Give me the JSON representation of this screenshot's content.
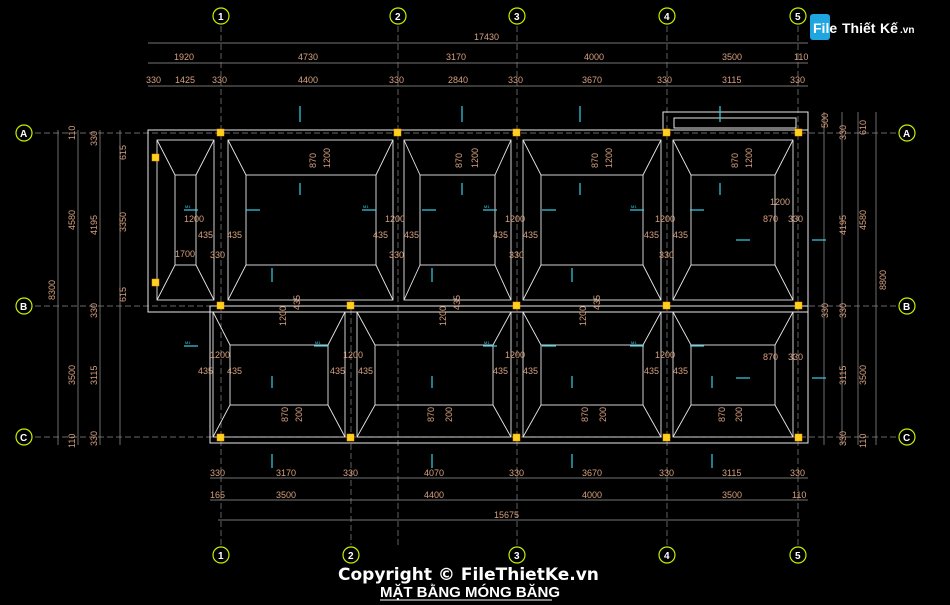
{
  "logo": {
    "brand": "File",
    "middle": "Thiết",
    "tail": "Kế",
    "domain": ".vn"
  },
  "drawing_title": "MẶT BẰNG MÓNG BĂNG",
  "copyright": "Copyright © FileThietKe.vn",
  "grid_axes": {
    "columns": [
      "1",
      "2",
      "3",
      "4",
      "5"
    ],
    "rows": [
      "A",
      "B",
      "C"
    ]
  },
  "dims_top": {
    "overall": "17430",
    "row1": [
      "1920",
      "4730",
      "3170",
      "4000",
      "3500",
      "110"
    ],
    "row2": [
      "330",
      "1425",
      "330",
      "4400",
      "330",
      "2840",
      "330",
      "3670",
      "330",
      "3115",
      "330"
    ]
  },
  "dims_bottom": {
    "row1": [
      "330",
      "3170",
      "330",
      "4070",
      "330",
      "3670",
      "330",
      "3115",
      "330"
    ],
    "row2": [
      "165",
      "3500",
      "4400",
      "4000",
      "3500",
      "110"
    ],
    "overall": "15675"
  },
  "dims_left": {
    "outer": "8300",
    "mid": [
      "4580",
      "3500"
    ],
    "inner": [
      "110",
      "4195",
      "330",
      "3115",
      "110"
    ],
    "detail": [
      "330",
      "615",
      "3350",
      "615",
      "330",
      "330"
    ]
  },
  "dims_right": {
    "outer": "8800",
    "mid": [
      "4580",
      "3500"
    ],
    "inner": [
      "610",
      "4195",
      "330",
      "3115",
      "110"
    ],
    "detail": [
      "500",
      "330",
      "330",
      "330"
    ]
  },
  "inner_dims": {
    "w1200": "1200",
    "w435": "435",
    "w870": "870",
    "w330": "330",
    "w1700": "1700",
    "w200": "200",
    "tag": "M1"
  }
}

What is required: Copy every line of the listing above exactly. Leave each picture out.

Written reply:
Give me the JSON representation of this screenshot's content.
{
  "logo": {
    "brand": "File",
    "middle": "Thiết",
    "tail": "Kế",
    "domain": ".vn"
  },
  "drawing_title": "MẶT BẰNG MÓNG BĂNG",
  "copyright": "Copyright © FileThietKe.vn",
  "grid_axes": {
    "columns": [
      "1",
      "2",
      "3",
      "4",
      "5"
    ],
    "rows": [
      "A",
      "B",
      "C"
    ]
  },
  "dims_top": {
    "overall": "17430",
    "row1": [
      "1920",
      "4730",
      "3170",
      "4000",
      "3500",
      "110"
    ],
    "row2": [
      "330",
      "1425",
      "330",
      "4400",
      "330",
      "2840",
      "330",
      "3670",
      "330",
      "3115",
      "330"
    ]
  },
  "dims_bottom": {
    "row1": [
      "330",
      "3170",
      "330",
      "4070",
      "330",
      "3670",
      "330",
      "3115",
      "330"
    ],
    "row2": [
      "165",
      "3500",
      "4400",
      "4000",
      "3500",
      "110"
    ],
    "overall": "15675"
  },
  "dims_left": {
    "outer": "8300",
    "mid": [
      "4580",
      "3500"
    ],
    "inner": [
      "110",
      "4195",
      "330",
      "3115",
      "110"
    ],
    "detail": [
      "330",
      "615",
      "3350",
      "615",
      "330",
      "330"
    ]
  },
  "dims_right": {
    "outer": "8800",
    "mid": [
      "4580",
      "3500"
    ],
    "inner": [
      "610",
      "4195",
      "330",
      "3115",
      "110"
    ],
    "detail": [
      "500",
      "330",
      "330",
      "330"
    ]
  },
  "inner_dims": {
    "w1200": "1200",
    "w435": "435",
    "w870": "870",
    "w330": "330",
    "w1700": "1700",
    "w200": "200",
    "tag": "M1"
  }
}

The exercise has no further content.